I fired off a couple of shots and I could see a few other tourists had entered the cave and were clearly waiting for my answer. They’d be waiting for a long time.
‘So what do you think?’ Harry said. ‘Is this the perfect proposal?’
‘It’s definitely one of your best, very romantic.’ I focused my attention on the photos I was taking. They were going to look fantastic with the waterfall in soft focus in the background and the fireflies in sharp detail set against the inky blue light of the moon.
‘But still not the perfect proposal?’
‘Not for me, but someone else would love it.’ I watched the faces of the other tourists fall at my callous response. ‘We’re not together, we just work with each other.’ One couple looked at me dubiously, so I pressed on. ‘Our company creates the perfect proposal, this kind of thing is our bread and butter.’
I resisted the sudden urge to rush over to them and start handing out business cards. As if reading my mind, Harry slung an arm round my shoulder, restraining me with his hand.
I looked up at him innocently but he didn’t seem convinced.
The tourists moved further down the cave, leaving us alone.
‘You always do that,’ Harry said.
‘What, promote our business? I know, I can’t help it. I’m just so proud of what we’ve achieved that I want to tell anyone that listens and anyone that doesn’t.’
‘No, not that. You always say
business. It’s yours, you started it. I’m just the tech guy.’
It was just me to start with. I created the.PerfectProposal.com over two years ago when my boyfriend at the time proposed drunkenly to me over a greasy kebab. It struck me that maybe the menfolk of this world might need a little helping hand to create a proposal their girlfriends would remember forever. Although the greasy kebab is not one I’m likely to forget.
Harry was my web designer. When the business first started he would come by my office, the back bedroom in my home, every day to help update the website with my new ideas, photos and special offers. In the end it made sense to make him a permanent feature. Our website looked fantastic and as an online company this was integral to our success.
But Harry wasn’t just the geeky IT guy, far from it. He was the biggest man I had ever seen in my life, with large thighs and big feet. He had stubbly, dark hair and chocolate eyes. But he also had a vivid imagination – where I was organising the logistics for a champagne helicopter trip, he would be the one that would come up with something completely unique like using fireflies.

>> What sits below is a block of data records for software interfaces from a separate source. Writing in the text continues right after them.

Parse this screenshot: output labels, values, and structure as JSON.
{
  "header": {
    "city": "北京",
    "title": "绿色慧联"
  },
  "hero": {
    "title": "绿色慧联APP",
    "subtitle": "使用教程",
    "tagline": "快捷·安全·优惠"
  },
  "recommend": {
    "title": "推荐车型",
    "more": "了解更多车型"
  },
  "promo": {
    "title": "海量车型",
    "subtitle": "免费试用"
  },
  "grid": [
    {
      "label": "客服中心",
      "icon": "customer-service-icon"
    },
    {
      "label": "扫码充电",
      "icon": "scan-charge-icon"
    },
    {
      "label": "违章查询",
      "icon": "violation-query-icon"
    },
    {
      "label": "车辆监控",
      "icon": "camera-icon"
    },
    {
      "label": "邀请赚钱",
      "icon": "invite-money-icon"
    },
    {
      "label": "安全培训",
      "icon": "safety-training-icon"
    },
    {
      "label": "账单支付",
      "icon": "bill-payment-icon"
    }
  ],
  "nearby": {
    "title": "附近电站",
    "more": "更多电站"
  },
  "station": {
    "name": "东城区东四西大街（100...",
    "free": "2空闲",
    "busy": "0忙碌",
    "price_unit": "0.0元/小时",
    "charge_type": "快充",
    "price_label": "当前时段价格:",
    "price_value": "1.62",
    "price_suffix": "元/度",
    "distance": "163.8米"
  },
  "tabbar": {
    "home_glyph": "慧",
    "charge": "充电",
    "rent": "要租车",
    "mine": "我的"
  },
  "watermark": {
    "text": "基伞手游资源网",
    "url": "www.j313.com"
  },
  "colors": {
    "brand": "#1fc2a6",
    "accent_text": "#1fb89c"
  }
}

‘And you always put yourself down. We’re equal partners now, you helped to make the company a success too,’ I said.
He shrugged, never keen to accept that he played such an important part in it. He gestured to the fireflies that were starting to break formation now. ‘Is it too sickly?’

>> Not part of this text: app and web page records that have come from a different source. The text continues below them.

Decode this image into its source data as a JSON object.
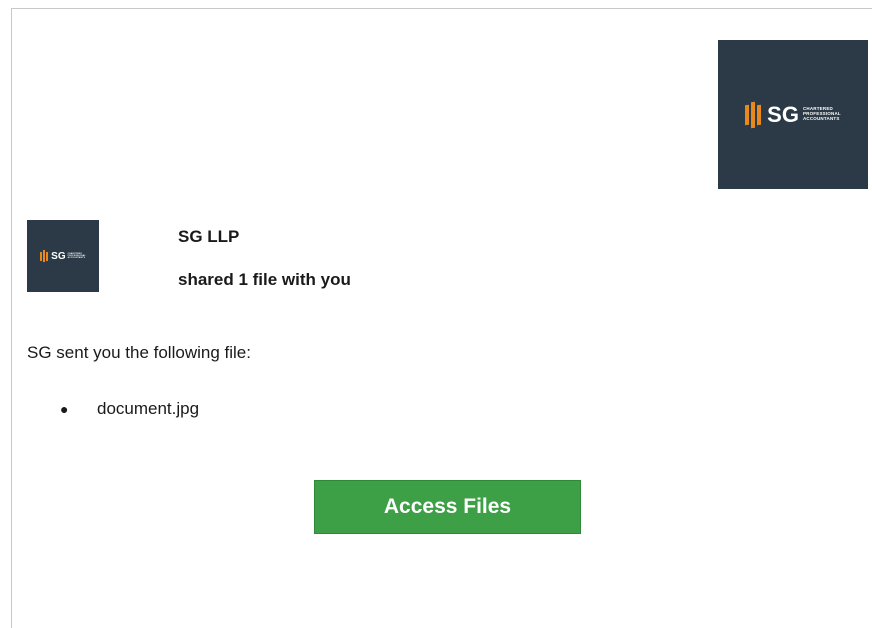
{
  "colors": {
    "logo_background": "#2c3a47",
    "logo_accent": "#e8891e",
    "button_background": "#3d9f46",
    "button_text": "#ffffff"
  },
  "logo": {
    "mark": "SG",
    "tagline": [
      "CHARTERED",
      "PROFESSIONAL",
      "ACCOUNTANTS"
    ]
  },
  "notification": {
    "sender": "SG LLP",
    "action": "shared 1 file with you",
    "intro": "SG sent you the following file:",
    "files": [
      "document.jpg"
    ],
    "button_label": "Access Files"
  }
}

I let my camera hang round my neck and leaned into him, I loved the way I fitted against him. ‘I love it, I really do, it’s… magical. But there’s still something missing.’
Was there really such a thing as a perfect proposal? Three months ago, just before Valentine’s Day, Harry had made it his mission to provide me with one. But deep down I knew what I wanted and I doubted Harry would be able to deliver it. I should have told him that when he first started this wild goose chase. It would have saved me a lot of heartache.

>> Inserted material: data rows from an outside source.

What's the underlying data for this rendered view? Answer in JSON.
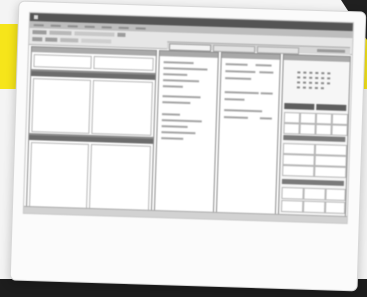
{
  "window": {
    "title_bar_text": ""
  },
  "colors": {
    "backdrop_yellow": "#f6e51a",
    "backdrop_dark": "#1d1d1d",
    "title_bar": "#545454",
    "panel_header": "#6c6c6c"
  },
  "icons": {
    "app": "app-icon"
  }
}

Three Months Before
I put the phone down on another excited client and sighed. It was February 11
and we’d had a surge of customers all desperately wanting to propose on top of the Eiffel Tower on Valentine’s Day. I felt like screaming. It was only by careful planning that I’d arranged that my customers weren’t going to be there at the same time. That’s just what a girl wants to feel special, to see other girls being proposed to at the same place and time that she was. Was there no originality anymore? Harry was brilliant at coming up with unique proposals, but no matter how many times I had tried to sell Harry’s ideas to them, they wanted the traditional and that was that.
‘Another Eiffel Tower?’ asked Harry as he absentmindedly uploaded photos to our rolling gallery.
‘He wants a dozen red roses delivered to the observation deck at eight.’ I rubbed my head in defeat. ‘What about something different, going to the ballet or proposing over a bag of chips at the end of Brighton Pier?’
He swivelled in his chair. ‘What would be your perfect proposal?’